Psychological and psychiatric assessment prior to bariatric surgery is an essential part of our current management model and is recommended by all current obesity guidelines. Indeed, there is little doubt that psychiatric diagnoses are relatively common in weight loss-seeking obese individuals. Specifically, the prevalence of binge eating disorder (BED) has been reported to be in the range of 25-40% of all individuals seeking bariatric surgery.

The general notion is that patients with significant BED should undergo cognitive behavioural intervention prior to surgery and that severe BED may be a contraindication to proceeding with any form of weight-loss.

However, contrary to this widely held notion, hard data confirming that the presence of BED is indeed a predictor of poor surgical outcomes is sparse. In fact, most published studies, suggest that weight loss results in BED patients may be as good (or in some cases even better) than in patients without BED!

Nevertheless, there appear to be some important caveats. Thus, in a new study by Sharon Alger-Mayer and colleagues from Albany Medical College, NY, published in this months edition of Obesity Surgery, weight loss outcomes in patients with severe BED (37 out of 157 patients), who managed to lose 10% of body weight prior to surgery and attended all follow-up consultations during the first 12 months following surgery, were similar to the outcomes in patients without BED over 6 years of follow-up.

Note: the two caveats are:

1) losing 10% of their weight prior to surgery and

2) attending all follow-up appointments.

The study of course did not include patients with BED, who did not lose 10% body weight prior to surgery or who failed to attend their follow-up appointments.

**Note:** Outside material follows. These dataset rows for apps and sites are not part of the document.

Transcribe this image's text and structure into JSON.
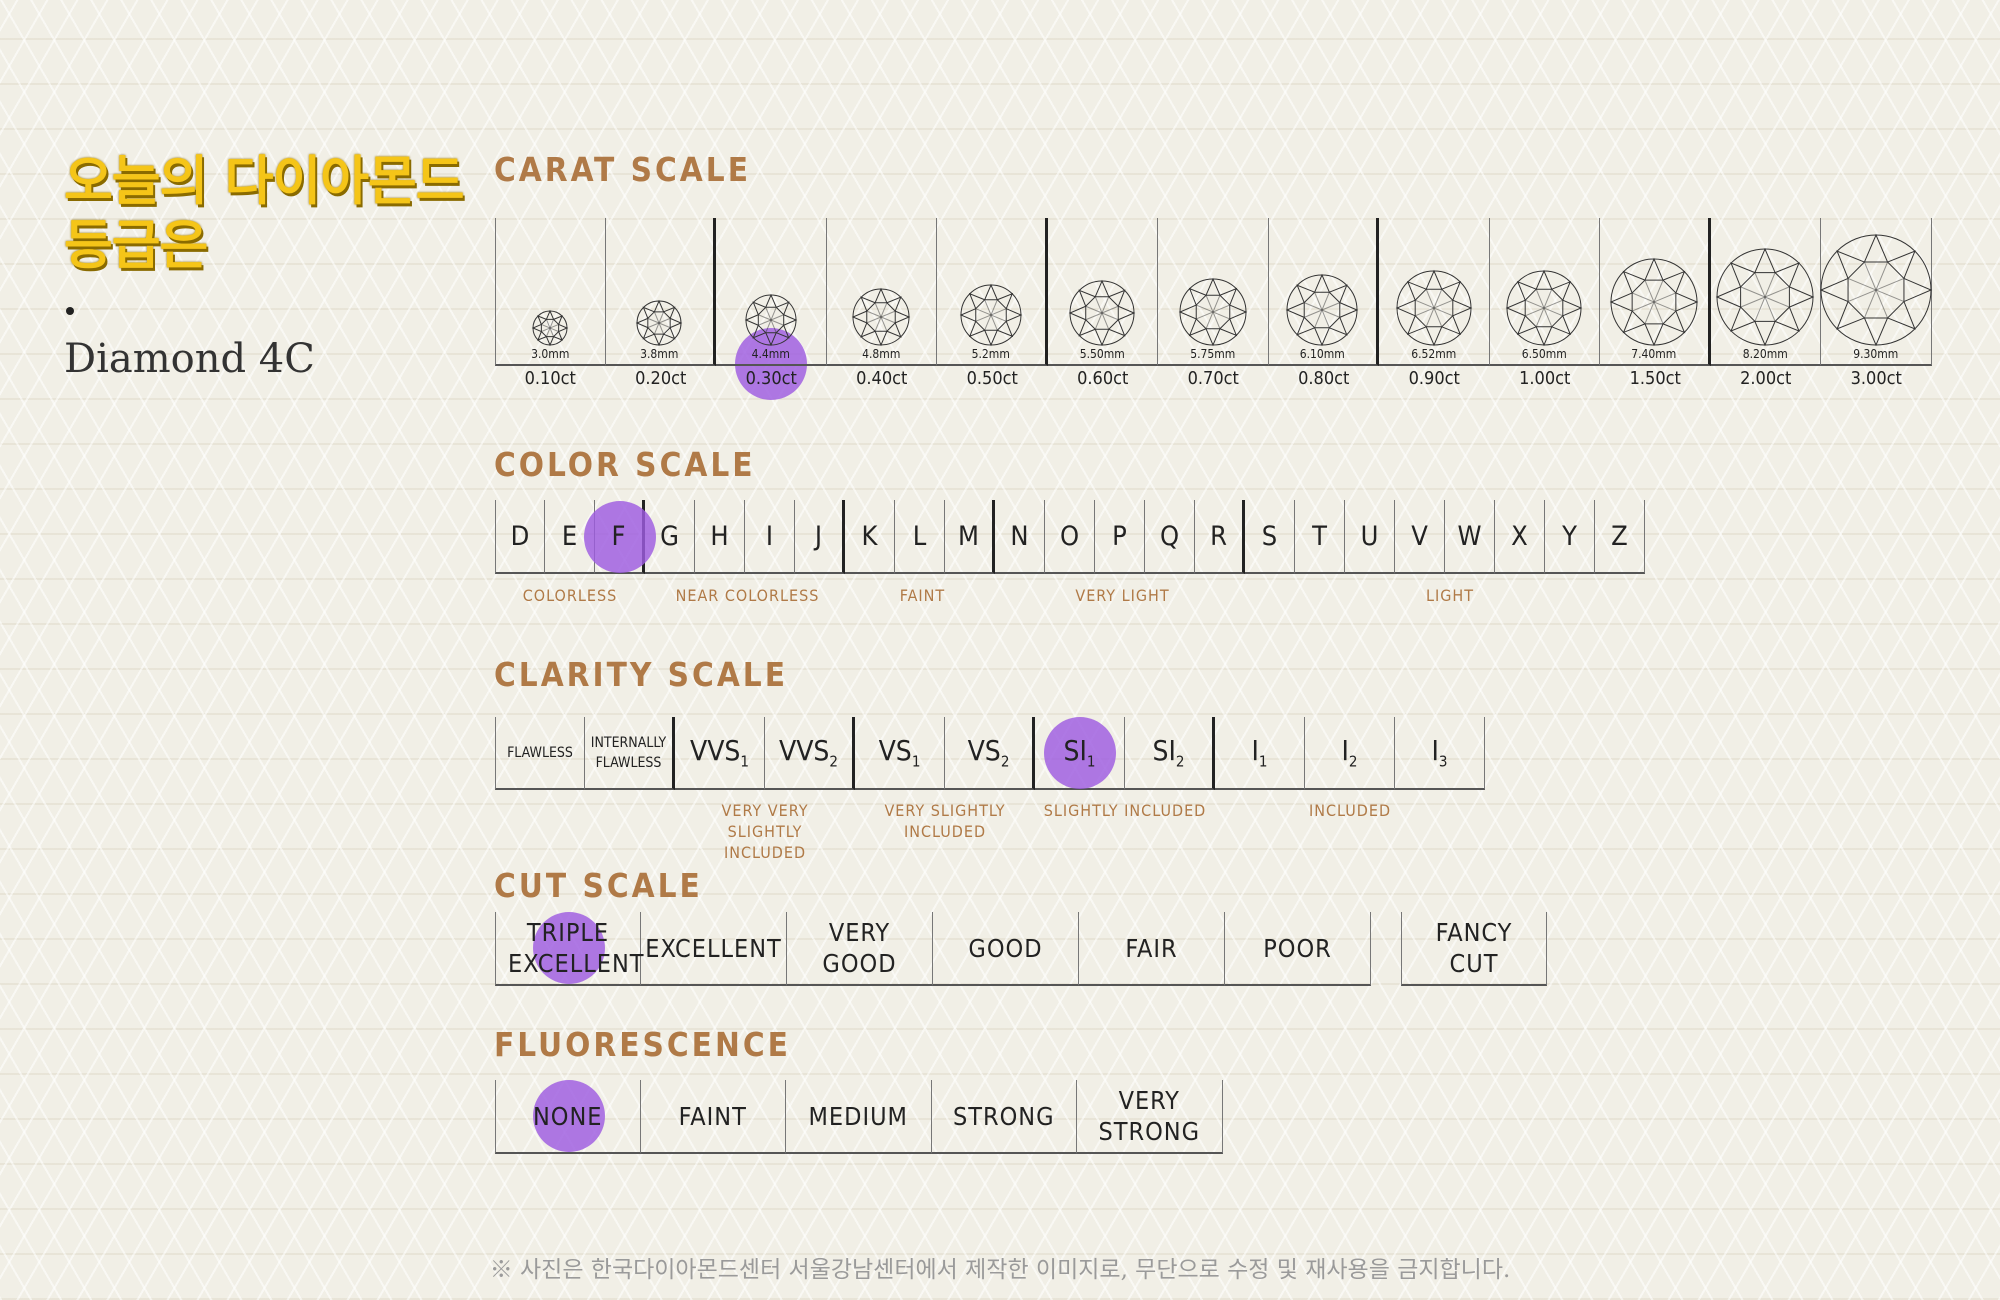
{
  "title_ko_line1": "오늘의 다이아몬드",
  "title_ko_line2": "등급은",
  "subtitle": "Diamond 4C",
  "highlight_color": "#9d5be0",
  "carat": {
    "title": "CARAT SCALE",
    "items": [
      {
        "mm": "3.0mm",
        "ct": "0.10ct"
      },
      {
        "mm": "3.8mm",
        "ct": "0.20ct"
      },
      {
        "mm": "4.4mm",
        "ct": "0.30ct",
        "selected": true
      },
      {
        "mm": "4.8mm",
        "ct": "0.40ct"
      },
      {
        "mm": "5.2mm",
        "ct": "0.50ct"
      },
      {
        "mm": "5.50mm",
        "ct": "0.60ct"
      },
      {
        "mm": "5.75mm",
        "ct": "0.70ct"
      },
      {
        "mm": "6.10mm",
        "ct": "0.80ct"
      },
      {
        "mm": "6.52mm",
        "ct": "0.90ct"
      },
      {
        "mm": "6.50mm",
        "ct": "1.00ct"
      },
      {
        "mm": "7.40mm",
        "ct": "1.50ct"
      },
      {
        "mm": "8.20mm",
        "ct": "2.00ct"
      },
      {
        "mm": "9.30mm",
        "ct": "3.00ct"
      }
    ]
  },
  "color": {
    "title": "COLOR SCALE",
    "letters": [
      "D",
      "E",
      "F",
      "G",
      "H",
      "I",
      "J",
      "K",
      "L",
      "M",
      "N",
      "O",
      "P",
      "Q",
      "R",
      "S",
      "T",
      "U",
      "V",
      "W",
      "X",
      "Y",
      "Z"
    ],
    "selected": "F",
    "groups": [
      "COLORLESS",
      "NEAR COLORLESS",
      "FAINT",
      "VERY LIGHT",
      "LIGHT"
    ]
  },
  "clarity": {
    "title": "CLARITY SCALE",
    "items": [
      {
        "base": "FLAWLESS",
        "sub": "",
        "small": true
      },
      {
        "base": "INTERNALLY FLAWLESS",
        "sub": "",
        "small": true
      },
      {
        "base": "VVS",
        "sub": "1"
      },
      {
        "base": "VVS",
        "sub": "2"
      },
      {
        "base": "VS",
        "sub": "1"
      },
      {
        "base": "VS",
        "sub": "2"
      },
      {
        "base": "SI",
        "sub": "1",
        "selected": true
      },
      {
        "base": "SI",
        "sub": "2"
      },
      {
        "base": "I",
        "sub": "1"
      },
      {
        "base": "I",
        "sub": "2"
      },
      {
        "base": "I",
        "sub": "3"
      }
    ],
    "groups": [
      "VERY VERY SLIGHTLY INCLUDED",
      "VERY SLIGHTLY INCLUDED",
      "SLIGHTLY INCLUDED",
      "INCLUDED"
    ]
  },
  "cut": {
    "title": "CUT SCALE",
    "items": [
      "TRIPLE EXCELLENT",
      "EXCELLENT",
      "VERY GOOD",
      "GOOD",
      "FAIR",
      "POOR"
    ],
    "selected": "TRIPLE EXCELLENT",
    "fancy": "FANCY CUT"
  },
  "fluorescence": {
    "title": "FLUORESCENCE",
    "items": [
      "NONE",
      "FAINT",
      "MEDIUM",
      "STRONG",
      "VERY STRONG"
    ],
    "selected": "NONE"
  },
  "footer": "※ 사진은 한국다이아몬드센터 서울강남센터에서 제작한 이미지로, 무단으로 수정 및 재사용을 금지합니다."
}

Incidentally, depression (Beck’s Depression Inventory) and poor quality of life (SF-36) likewise did not predict weight loss outcomes.

Overall, this study is consistent with previous shorter-term studies that did not find BED to be a negative predictor of surgical outcomes. Nevertheless, the authors still regard psychological and psychiatric assessment an essential part of patient work-up prior to surgery.

Thus, BED should not generally be seen as a contraindication to proceeding with gastric bypass surgery. Does the same apply to other types of surgery such as the gastric sleeve or gastric banding? We’ll have to wait for the appropriate studies.

In the meantime, at our centre, we continue to insist on regular attendance and demonstration of significant lifestyle changes that include diligent food journaling, regular planned exercise, strict attendance of all clinic appointments, and a minimum of 5-10% weight loss in all pateints prior to consideration for surgery (in addition, we insist on smoking cessation, elimination of all pop, juices and carbonated beverages, elimination of all junk foods and high-caloric snacks, and a sound understanding of the risks and benefits of the planned procedure) .

I guess it may be time for a randomized trial to determine if assessment and treatment for BED will help improve surgical outcomes or prove a waste of resources and an unwarranted barrier to sugery.

Till then, I believe it is advisable to err on the side of caution.

Edmonton, Alberta